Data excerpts
++++++++++++++++++++

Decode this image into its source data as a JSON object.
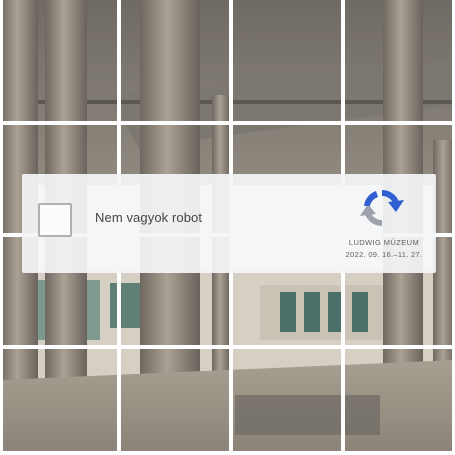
{
  "captcha": {
    "checkbox_label": "Nem vagyok robot",
    "checked": false,
    "brand": "LUDWIG MÚZEUM",
    "dates": "2022. 09. 16.–11. 27."
  },
  "icons": {
    "logo": "recaptcha-arrows-icon",
    "checkbox": "empty-checkbox"
  },
  "colors": {
    "logo_blue": "#2f5fd0",
    "logo_gray": "#9ea3ab",
    "grid_lines": "#ffffff",
    "panel": "#f4f5f7"
  },
  "grid": {
    "rows": 4,
    "cols": 4
  }
}
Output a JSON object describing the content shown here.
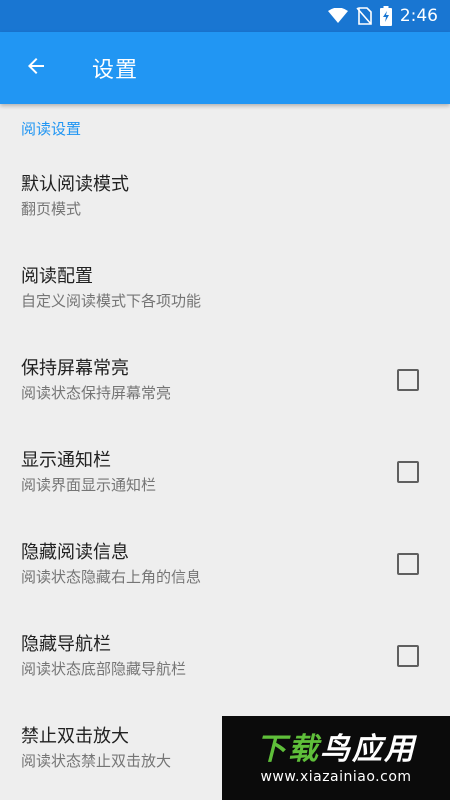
{
  "status_bar": {
    "time": "2:46",
    "icons": [
      "wifi-icon",
      "no-sim-icon",
      "battery-charging-icon"
    ]
  },
  "app_bar": {
    "back_icon": "arrow-left-icon",
    "title": "设置"
  },
  "section": {
    "title": "阅读设置"
  },
  "preferences": [
    {
      "title": "默认阅读模式",
      "summary": "翻页模式",
      "has_checkbox": false
    },
    {
      "title": "阅读配置",
      "summary": "自定义阅读模式下各项功能",
      "has_checkbox": false
    },
    {
      "title": "保持屏幕常亮",
      "summary": "阅读状态保持屏幕常亮",
      "has_checkbox": true,
      "checked": false
    },
    {
      "title": "显示通知栏",
      "summary": "阅读界面显示通知栏",
      "has_checkbox": true,
      "checked": false
    },
    {
      "title": "隐藏阅读信息",
      "summary": "阅读状态隐藏右上角的信息",
      "has_checkbox": true,
      "checked": false
    },
    {
      "title": "隐藏导航栏",
      "summary": "阅读状态底部隐藏导航栏",
      "has_checkbox": true,
      "checked": false
    },
    {
      "title": "禁止双击放大",
      "summary": "阅读状态禁止双击放大",
      "has_checkbox": false
    }
  ],
  "watermark": {
    "text_part1": "下载",
    "text_part2": "鸟应用",
    "url": "www.xiazainiao.com"
  },
  "colors": {
    "status_bar": "#1976d2",
    "app_bar": "#2196f3",
    "accent": "#2196f3",
    "background": "#eeeeee"
  }
}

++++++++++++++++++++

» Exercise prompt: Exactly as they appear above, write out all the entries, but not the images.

» Result of the exercise:
Decode this image into its source data as a JSON object.
{
  "captcha": {
    "checkbox_label": "Nem vagyok robot",
    "checked": false,
    "brand": "LUDWIG MÚZEUM",
    "dates": "2022. 09. 16.–11. 27."
  },
  "icons": {
    "logo": "recaptcha-arrows-icon",
    "checkbox": "empty-checkbox"
  },
  "colors": {
    "logo_blue": "#2f5fd0",
    "logo_gray": "#9ea3ab",
    "grid_lines": "#ffffff",
    "panel": "#f4f5f7"
  },
  "grid": {
    "rows": 4,
    "cols": 4
  }
}
Output a JSON object describing the content shown here.
{
  "status_bar": {
    "time": "2:46",
    "icons": [
      "wifi-icon",
      "no-sim-icon",
      "battery-charging-icon"
    ]
  },
  "app_bar": {
    "back_icon": "arrow-left-icon",
    "title": "设置"
  },
  "section": {
    "title": "阅读设置"
  },
  "preferences": [
    {
      "title": "默认阅读模式",
      "summary": "翻页模式",
      "has_checkbox": false
    },
    {
      "title": "阅读配置",
      "summary": "自定义阅读模式下各项功能",
      "has_checkbox": false
    },
    {
      "title": "保持屏幕常亮",
      "summary": "阅读状态保持屏幕常亮",
      "has_checkbox": true,
      "checked": false
    },
    {
      "title": "显示通知栏",
      "summary": "阅读界面显示通知栏",
      "has_checkbox": true,
      "checked": false
    },
    {
      "title": "隐藏阅读信息",
      "summary": "阅读状态隐藏右上角的信息",
      "has_checkbox": true,
      "checked": false
    },
    {
      "title": "隐藏导航栏",
      "summary": "阅读状态底部隐藏导航栏",
      "has_checkbox": true,
      "checked": false
    },
    {
      "title": "禁止双击放大",
      "summary": "阅读状态禁止双击放大",
      "has_checkbox": false
    }
  ],
  "watermark": {
    "text_part1": "下载",
    "text_part2": "鸟应用",
    "url": "www.xiazainiao.com"
  },
  "colors": {
    "status_bar": "#1976d2",
    "app_bar": "#2196f3",
    "accent": "#2196f3",
    "background": "#eeeeee"
  }
}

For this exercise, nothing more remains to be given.